The Translational Pathology Shared Resource (TPSR) has opened an expanded laboratory on the first floor of Medical Center North, room S-1310.

To celebrate the grand opening of the newly renovated space, TPSR is hosting an open house on Wednesday, May 30, from 1-3 p.m.
Vanderbilt faculty and staff are invited to tour the new space, meet the staff and discover how the enterprise can help advance research.

The TPSR is Vanderbilt’s “pathology powerhouse” and is designed to translate basic science discoveries into new prevention and treatment options for patients. The operation is a collaboration of human and veterinary pathology providing comprehensive translational pathology support for investigators working with human tissue-based assays or animal models.

“Our goal is to help investigators generate novel information from tissue-based assays,” said Mary Zutter, M.D., assistant vice chancellor for Integrative Diagnostics and scientific director of the new resource.

The consolidated service is centrally located between the clinical services and research laboratories and supports more than 150 VUMC investigators engaged in basic and clinical research.

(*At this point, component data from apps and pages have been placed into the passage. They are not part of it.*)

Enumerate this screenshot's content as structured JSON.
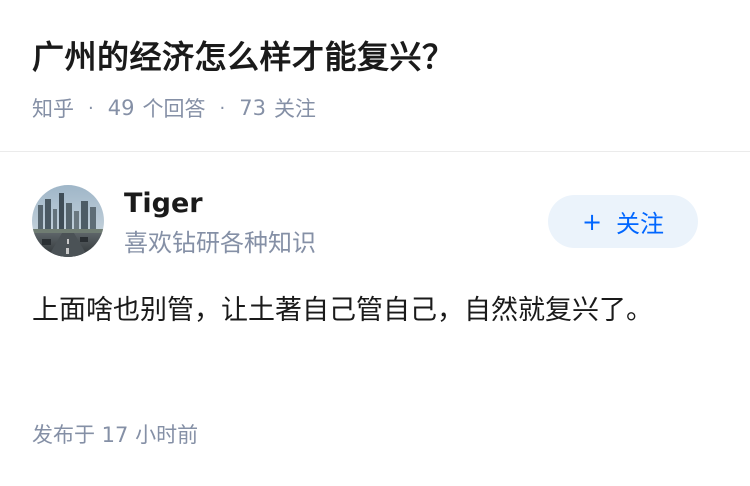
{
  "question": {
    "title": "广州的经济怎么样才能复兴？",
    "source": "知乎",
    "answer_count": "49",
    "answer_label": "个回答",
    "follower_count": "73",
    "follower_label": "关注",
    "separator": "·"
  },
  "author": {
    "name": "Tiger",
    "bio": "喜欢钻研各种知识",
    "follow_icon": "+",
    "follow_label": "关注",
    "accent_color": "#0066ff"
  },
  "answer": {
    "content": "上面啥也别管，让土著自己管自己，自然就复兴了。",
    "time": "发布于 17 小时前"
  }
}
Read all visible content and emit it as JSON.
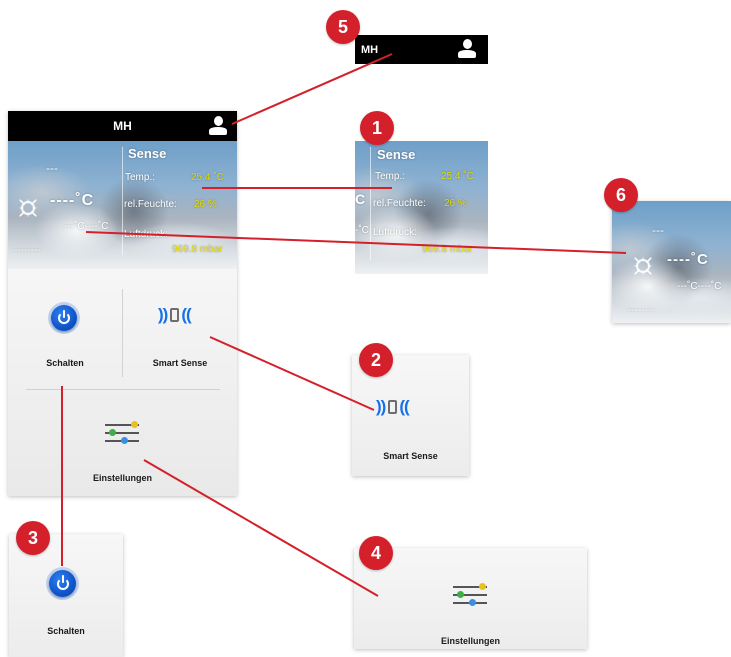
{
  "header": {
    "user_initials": "MH"
  },
  "weather": {
    "sensor_title": "Sense",
    "forecast_dash": "---",
    "temp_display": "----˚C",
    "minmax_display": "---˚C----˚C",
    "bottom_dashes": "--------",
    "temp_label": "Temp.:",
    "temp_value": "25.4 ˚C",
    "humidity_label": "rel.Feuchte:",
    "humidity_value": "26 %",
    "pressure_label": "Luftdruck:",
    "pressure_value": "969.8 mbar"
  },
  "menu": {
    "switch_label": "Schalten",
    "smart_sense_label": "Smart Sense",
    "settings_label": "Einstellungen"
  },
  "callouts": {
    "c1": "1",
    "c2": "2",
    "c3": "3",
    "c4": "4",
    "c5": "5",
    "c6": "6"
  },
  "colors": {
    "callout_red": "#d3202a",
    "accent_blue": "#1670e8",
    "value_yellow": "#e3d800",
    "header_black": "#000000"
  }
}
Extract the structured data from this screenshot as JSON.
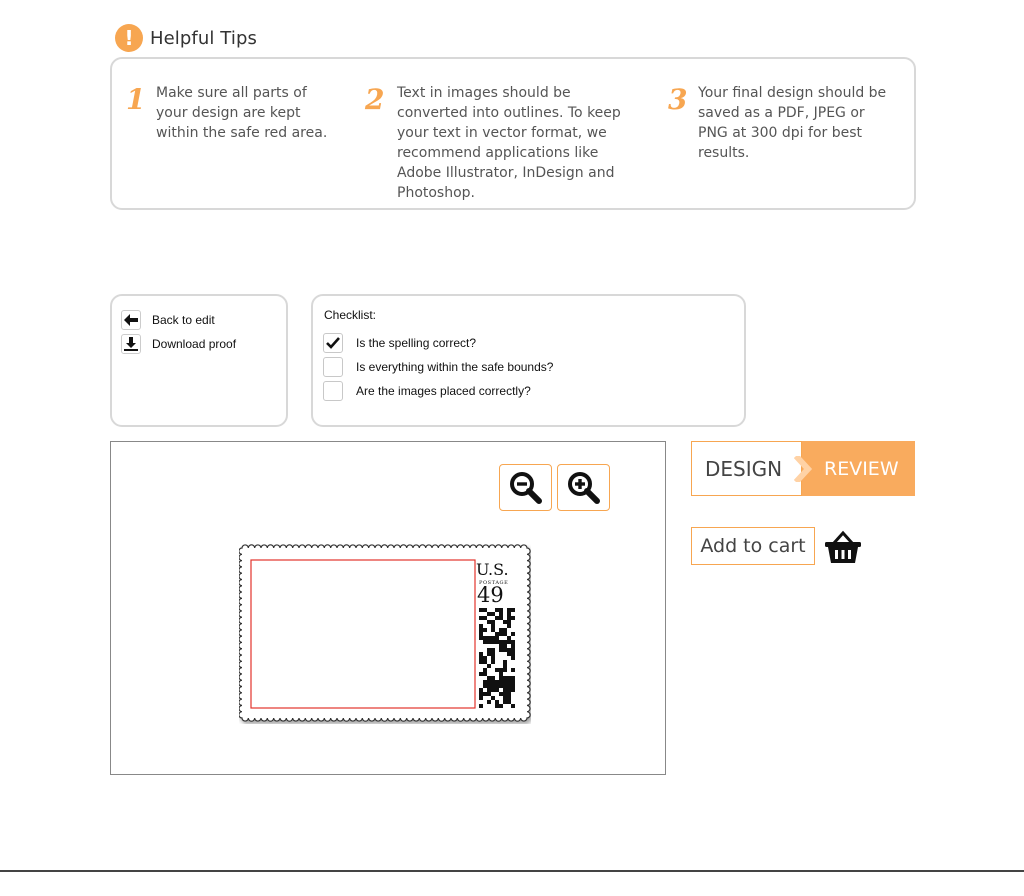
{
  "tips": {
    "title": "Helpful Tips",
    "icon": "!",
    "accent_color": "#f7a651",
    "items": [
      {
        "num": "1",
        "text": "Make sure all parts of your design are kept within the safe red area."
      },
      {
        "num": "2",
        "text": "Text in images should be converted into outlines. To keep your text in vector format, we recommend applications like Adobe Illustrator, InDesign and Photoshop."
      },
      {
        "num": "3",
        "text": "Your final design should be saved as a PDF, JPEG or PNG at 300 dpi for best results."
      }
    ]
  },
  "actions": [
    {
      "label": "Back to edit",
      "icon": "arrow-left-icon"
    },
    {
      "label": "Download proof",
      "icon": "download-icon"
    }
  ],
  "checklist": {
    "title": "Checklist:",
    "items": [
      {
        "label": "Is the spelling correct?",
        "checked": true
      },
      {
        "label": "Is everything within the safe bounds?",
        "checked": false
      },
      {
        "label": "Are the images placed correctly?",
        "checked": false
      }
    ]
  },
  "preview": {
    "zoom_out_icon": "zoom-out-icon",
    "zoom_in_icon": "zoom-in-icon",
    "stamp": {
      "country": "U.S.",
      "subtext": "POSTAGE",
      "value": "49",
      "safe_area_color": "#e2342c"
    }
  },
  "steps": {
    "design_label": "DESIGN",
    "review_label": "REVIEW",
    "active": "REVIEW"
  },
  "cart": {
    "label": "Add to cart",
    "icon": "basket-icon"
  }
}
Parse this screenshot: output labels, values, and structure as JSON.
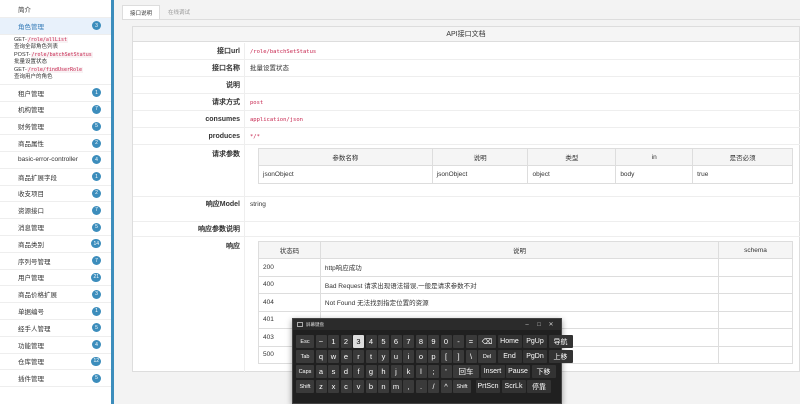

The TPSR is open Monday through Friday, 7 a.m. to 4:30 p.m.

TPSR consists of three integrated divisions; Research Histology, Comparative Pathology and Tissue Acquisition.

• The Research Histology Division provides full service histology, including immunohistochemistry on all research tissue specimens. The operation offers a full menu of immunoassays with a library of more than 200 antibodies developed for specific projects. The lab has two laser capture microscopes.

Kelli Boyd, DVM., Ph.D.

• The Comparative Pathology Division provides clinical testing and anatomic pathology services for animal models, including comprehensive phenotyping of genetically-engineered mice.

• The Tissue Acquisition Division provides collection and distribution of tissue samples suitable for molecular, biochemical or tissue analysis. The operation has expanded its collection of tissues to develop a hematologic malignancy tumor bank and to provide increased accessibility to de-identified solid tumors.

“This newly expanded resource will provide our investigators with the expertise and state-of-the-art equipment needed to support and advance their important research,” said Kelli Boyd, DVM., Ph.D., associate professor of Pathology, Microbiology and Immunology and director of the Comparative Pathology and Research Histology Services.

The renovation was financed through institutional support from Vanderbilt University Medical Center, Vanderbilt-Ingram Cancer Center, the Division of Animal Care and the Office of Research. Funding was also provided through a $1.3 million American Recovery and Reinvestment Act supplement to VICC’s Cancer Center Support Grant from the National Cancer Institute, (P30 CA068485). The NCI is a branch of the National Institutes of Health.